Curious Why Benz Micro Slid Into Obscurity

I remember there was a time when Benz Micro was one of the more prominent cartridge manufacturers out there. The Ace and Glider sure were popular cartridges. Then there was a hiatus in production. The company recognition seems to have never recovered. There are still new cartridges for sale on the various sites. But none of ther upper tier cartridges seem to gather the same recognition or praise that the earlier cartridges did. 

Is perception of them changed that much, or is it the fact that the brand has aged out? Are the designs that dated to where people no longer believe quality and value are there?


Great thread, I'm learning all about my Benz Gliders! I've got one of the originals, .9mv output with no letter/number on it, and an H2 which is, I think 2.5mv output. I'm currently using the .9mv OG Glider with a Graham Slee Gram Amp 2SE and a Lounge Copla headamp. It sounds really nice but I feel like I'm not hearing all this cartridge can do. Would the right SUT do, or is the Graham Amp too much of a limitation? And if a SUT would do, which one for this cart? The SUT math just... well it hurts my brain to be honest. Rest of my system is a rewired Rega RB300, Linn LP12, Schiit Aegir, Zu DW6.

It’s impossible to help with your question about using a SUT with a Benz Glider, because there are so many versions of the Glider. Can you be more specific? What is the voltage output and what is the internal resistance or impedance? The original Glider was a high output MC. I found it underwhelming.

Sorry -- should have included the internal impedance as well. Output voltage is .9mv and Internal Impedance is 41 ohms. This is from the spec sheet included with the cartridge.
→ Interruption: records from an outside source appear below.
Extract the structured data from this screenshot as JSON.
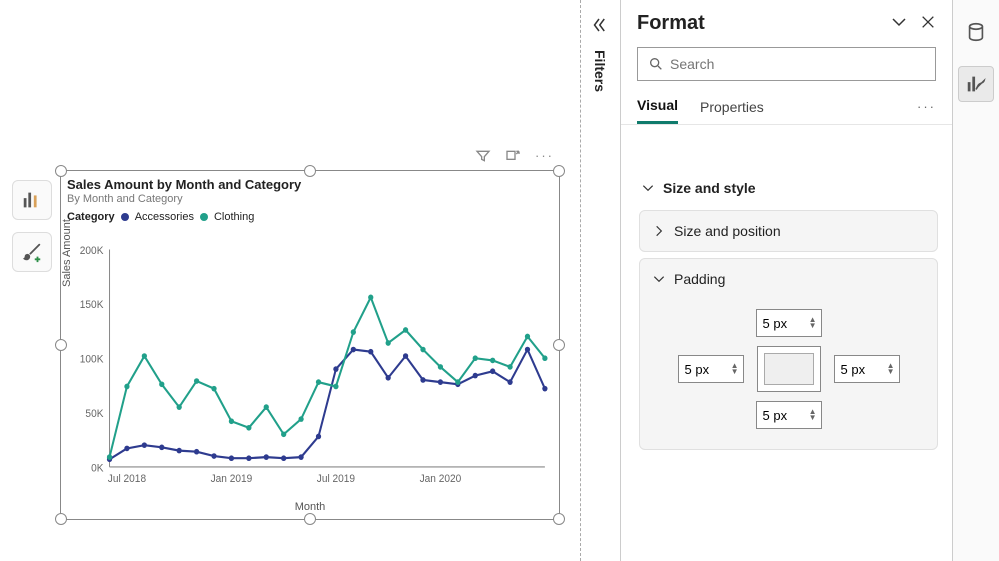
{
  "chart_data": {
    "type": "line",
    "title": "Sales Amount by Month and Category",
    "subtitle": "By Month and Category",
    "xlabel": "Month",
    "ylabel": "Sales Amount",
    "ylim": [
      0,
      200000
    ],
    "y_ticks": [
      "0K",
      "50K",
      "100K",
      "150K",
      "200K"
    ],
    "x_ticks": [
      "Jul 2018",
      "Jan 2019",
      "Jul 2019",
      "Jan 2020"
    ],
    "legend_title": "Category",
    "series": [
      {
        "name": "Accessories",
        "color": "#2e3b8f",
        "values": [
          7000,
          17000,
          20000,
          18000,
          15000,
          14000,
          10000,
          8000,
          8000,
          9000,
          8000,
          9000,
          28000,
          90000,
          108000,
          106000,
          82000,
          102000,
          80000,
          78000,
          76000,
          84000,
          88000,
          78000,
          108000,
          72000
        ]
      },
      {
        "name": "Clothing",
        "color": "#21a08a",
        "values": [
          9000,
          74000,
          102000,
          76000,
          55000,
          79000,
          72000,
          42000,
          36000,
          55000,
          30000,
          44000,
          78000,
          74000,
          124000,
          156000,
          114000,
          126000,
          108000,
          92000,
          78000,
          100000,
          98000,
          92000,
          120000,
          100000
        ]
      }
    ]
  },
  "filters": {
    "label": "Filters"
  },
  "format": {
    "title": "Format",
    "search_placeholder": "Search",
    "tabs": {
      "visual": "Visual",
      "properties": "Properties"
    },
    "sections": {
      "size_style": "Size and style",
      "size_position": "Size and position",
      "padding": "Padding"
    },
    "padding": {
      "top": "5 px",
      "left": "5 px",
      "right": "5 px",
      "bottom": "5 px"
    }
  }
}
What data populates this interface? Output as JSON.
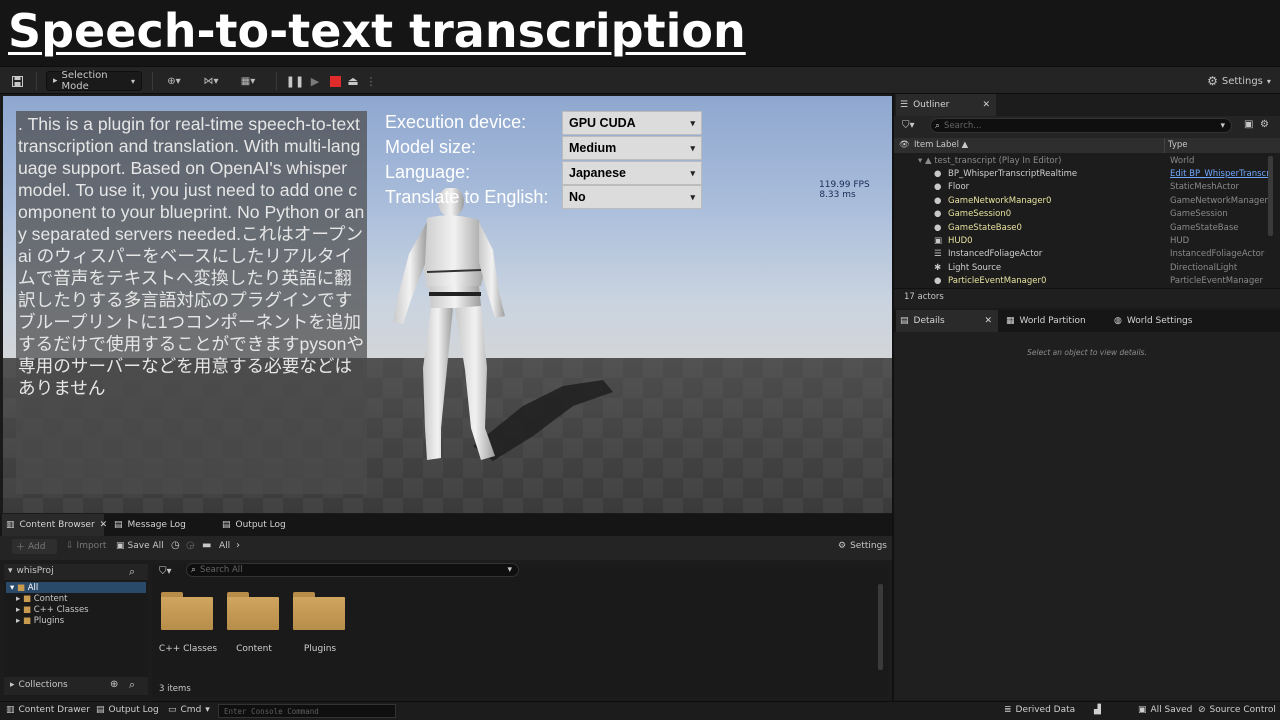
{
  "header": {
    "title": "Speech-to-text transcription"
  },
  "toolbar": {
    "save_icon": "save-icon",
    "selection_mode": "Selection Mode",
    "settings": "Settings"
  },
  "viewport": {
    "transcript": ". This is a plugin for real-time speech-to-text transcription and translation. With multi-language support. Based on OpenAI's whisper model. To use it, you just need to add one component to your blueprint. No Python or any separated servers needed.これはオープン ai のウィスパーをベースにしたリアルタイムで音声をテキストへ変換したり英語に翻訳したりする多言語対応のプラグインですブループリントに1つコンポーネントを追加するだけで使用することができますpysonや専用のサーバーなどを用意する必要などはありません",
    "options": [
      {
        "label": "Execution device:",
        "value": "GPU CUDA"
      },
      {
        "label": "Model size:",
        "value": "Medium"
      },
      {
        "label": "Language:",
        "value": "Japanese"
      },
      {
        "label": "Translate to English:",
        "value": "No"
      }
    ],
    "fps": "119.99 FPS",
    "ms": "8.33 ms"
  },
  "outliner": {
    "tab": "Outliner",
    "search_placeholder": "Search...",
    "col_label": "Item Label ▲",
    "col_type": "Type",
    "root": {
      "label": "test_transcript (Play In Editor)",
      "type": "World"
    },
    "rows": [
      {
        "label": "BP_WhisperTranscriptRealtime",
        "type": "Edit BP_WhisperTranscri",
        "link": true
      },
      {
        "label": "Floor",
        "type": "StaticMeshActor"
      },
      {
        "label": "GameNetworkManager0",
        "type": "GameNetworkManager"
      },
      {
        "label": "GameSession0",
        "type": "GameSession"
      },
      {
        "label": "GameStateBase0",
        "type": "GameStateBase"
      },
      {
        "label": "HUD0",
        "type": "HUD"
      },
      {
        "label": "InstancedFoliageActor",
        "type": "InstancedFoliageActor"
      },
      {
        "label": "Light Source",
        "type": "DirectionalLight"
      },
      {
        "label": "ParticleEventManager0",
        "type": "ParticleEventManager"
      }
    ],
    "count": "17 actors"
  },
  "details": {
    "tab_details": "Details",
    "tab_world_partition": "World Partition",
    "tab_world_settings": "World Settings",
    "empty": "Select an object to view details."
  },
  "content_browser": {
    "tabs": [
      "Content Browser",
      "Message Log",
      "Output Log"
    ],
    "add": "Add",
    "import": "Import",
    "save_all": "Save All",
    "path": "All",
    "settings": "Settings",
    "project": "whisProj",
    "tree": [
      "All",
      "Content",
      "C++ Classes",
      "Plugins"
    ],
    "search_placeholder": "Search All",
    "folders": [
      "C++ Classes",
      "Content",
      "Plugins"
    ],
    "count": "3 items",
    "collections": "Collections"
  },
  "statusbar": {
    "content_drawer": "Content Drawer",
    "output_log": "Output Log",
    "cmd": "Cmd",
    "console_placeholder": "Enter Console Command",
    "derived_data": "Derived Data",
    "all_saved": "All Saved",
    "source_control": "Source Control"
  }
}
So if you used a 1:10 SUT, that would work because you would still be OK as far as the ratio of output R to input R. (If the MM phono stage provides a 47K ohm resistance at its input, a 1:10 SUT would result in the cartridge seeing a 470 ohm load, where the load is equal to the MM load resistance (47K) divided by the turns ratio squared, which is in this case, 100. 47,000/100 = 470 ohms, which is a bit more than 10X the 41 ohm internal resistance of the cartridge. However, the phono stage would then have to handle the nominal 9mV output of the cartridge plus SUT. Actually, most MM stages can do that, but beware of overloading the phono stage, because 9mV is correct for a specific stylus velocity. On complex music or during crescendos, the output of the cartridge might far exceed 9mV, and the stage might overload on peaks.